Fabric & Upholstery
TailoringSkirts are fused and lined with double thickness cotton inner liner.
Fabric PatternSolid
Style Elements
StyleCasual
Arm TypeRolled Arm
ArmPlush Rolled Arm.
Back TypeLoose Pillow
Construction & Warranty
Frame ConstructionFrames made of selected hardwood. Corner blocks glued and nailed to reinforce joints. Joints double doweled and glued. Frames given extra support with formed seat braces.
Coil ConstructionNo sag spring construction. Seat construction of heavy gauge tempered sinuous wire. Industrial tempered tie wire for a stable seat construction. All back springs covered in high quality remay.
Padding & ErgonomicsSeat cushions made of special density & compression foam at least 1.8 density, wrapped in Dacron or convoluted foam. Arms padded with foam or white polyester cotton. Contour of arm formed with edge roll.

Klaussner Furniture Industries is among the largest furniture manufacturers in the United States and is the largest privately held furniture manufacturer in the country. Since 1979, when Hans Klaussner, a German furniture entrepreneur, purchased an Asheboro, North Carolina upholstery manufacturing operation, the company has seen growth unprecedented in the industry. The company is well known for its quality, value priced home furnishings, all produced by highly skilled employees and distributed through furniture retailers throughout the world.
Today, Klaussner has 20 manufacturing plants, as well as numerous support facilities in the US and abroad. Subsidiaries, Prestige Fabricators, a foam manufacturing company, and Technimark, Inc., a plastic injection molding company, ensure that Klaussner’s superior quality standards are maintained. Its corporate headquarters and 100,000 square foot showroom are located in Asheboro, North Carolina. The company ships from distribution centers located on both the east and west coasts. Included in the upholstered product line are sofas, loveseats, chairs, ottomans, sectionals, sleep sofas and chairs, and reclining furniture, with over 1,000 fabric and leather choices.

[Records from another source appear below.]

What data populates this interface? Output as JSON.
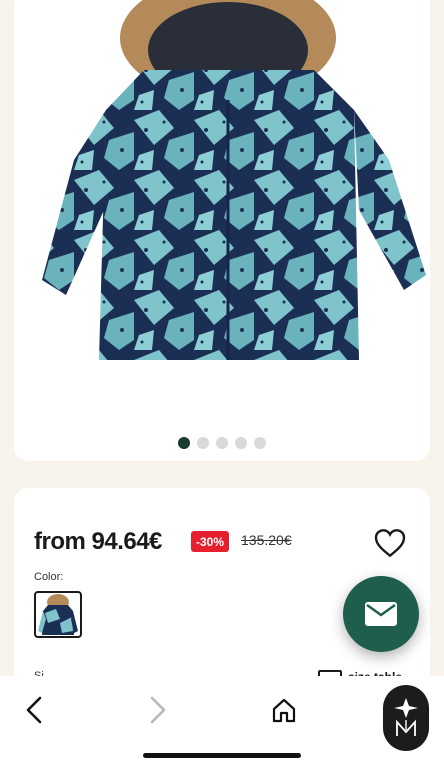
{
  "product": {
    "price": "from 94.64€",
    "discount_badge": "-30%",
    "original_price": "135.20€",
    "color_label": "Color:",
    "size_label": "Si",
    "size_table_label": "size table"
  },
  "gallery": {
    "image_count": 5,
    "active_index": 0
  },
  "icons": {
    "favorite": "heart-outline-icon",
    "contact": "mail-icon",
    "back": "chevron-left-icon",
    "forward": "chevron-right-icon",
    "home": "home-icon",
    "brand": "brand-logo-icon"
  },
  "colors": {
    "background": "#f8f4ec",
    "discount": "#e4202e",
    "fab": "#1f5d4c",
    "active_dot": "#193a2c",
    "jacket_navy": "#1b2f55",
    "jacket_teal": "#7fc3cb"
  }
}
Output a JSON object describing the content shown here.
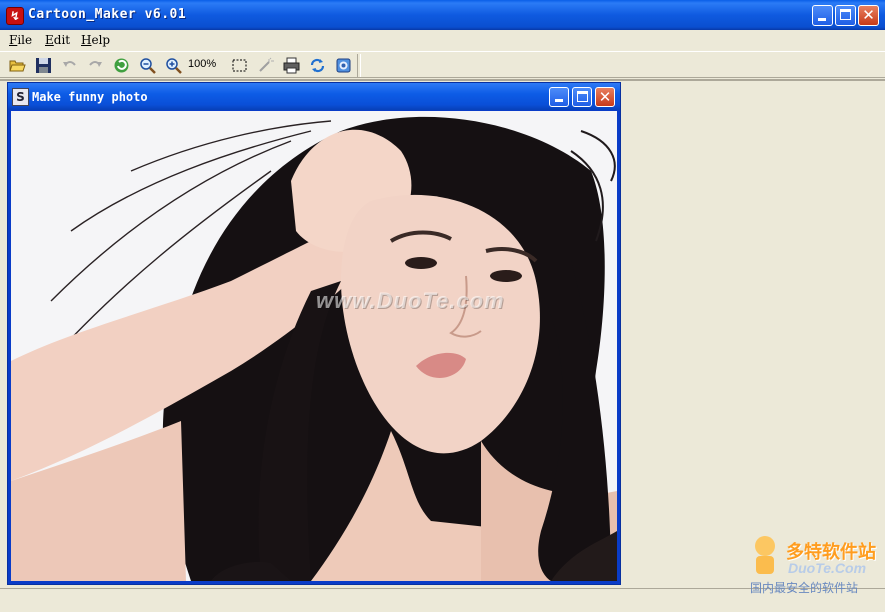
{
  "app": {
    "title": "Cartoon_Maker v6.01"
  },
  "menu": [
    {
      "label": "File"
    },
    {
      "label": "Edit"
    },
    {
      "label": "Help"
    }
  ],
  "toolbar": {
    "zoom": "100%",
    "buttons": [
      {
        "icon": "open-folder-icon"
      },
      {
        "icon": "save-disk-icon"
      },
      {
        "icon": "undo-icon"
      },
      {
        "icon": "redo-icon"
      },
      {
        "icon": "refresh-icon"
      },
      {
        "icon": "zoom-out-icon"
      },
      {
        "icon": "zoom-in-icon"
      },
      {
        "icon": "select-rect-icon"
      },
      {
        "icon": "magic-wand-icon"
      },
      {
        "icon": "print-icon"
      },
      {
        "icon": "rotate-icon"
      },
      {
        "icon": "about-icon"
      }
    ]
  },
  "child_window": {
    "title": "Make funny photo",
    "photo_watermark": "www.DuoTe.com"
  },
  "corner_watermark": {
    "cn": "多特软件站",
    "en": "DuoTe.Com",
    "sub": "国内最安全的软件站"
  },
  "colors": {
    "titlebar": "#0a5ee8",
    "face": "#ece9d8",
    "accent_orange": "#ff9d1f"
  }
}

top 100 furniture retailers
Shopping: Why We Love It and How Retailers Can Create the Ultimate Customer Experience
The recent history of shopping has been defined by decade-long periods of dynamic change. The ’80s were the decade of the mall, with the explosion of malls being built, resulting in shoppers flocking to these new centers of retail. The ’90s were the decade of the discounters, as Wal-Mart rolled out their discount shopping experience from their base in the heartland to both coasts and many other discounters, Target and Kohl’s among them, following suit. The first decade of the new millennium is the decade of luxury, with retailers offering an expanded range of traditional heritage brand luxury to the “classes,” and retailers serving the mass market offering up new, more affordable versions of luxury for the “masses.” We are now into the second half of that decade and the logical question is “What’s next?”

Shopping will answer this question using the three tools that give marketers and retailers “future vision” – as discovered by Pam Danziger, president of marketing consulting and research firm Unity Marketing.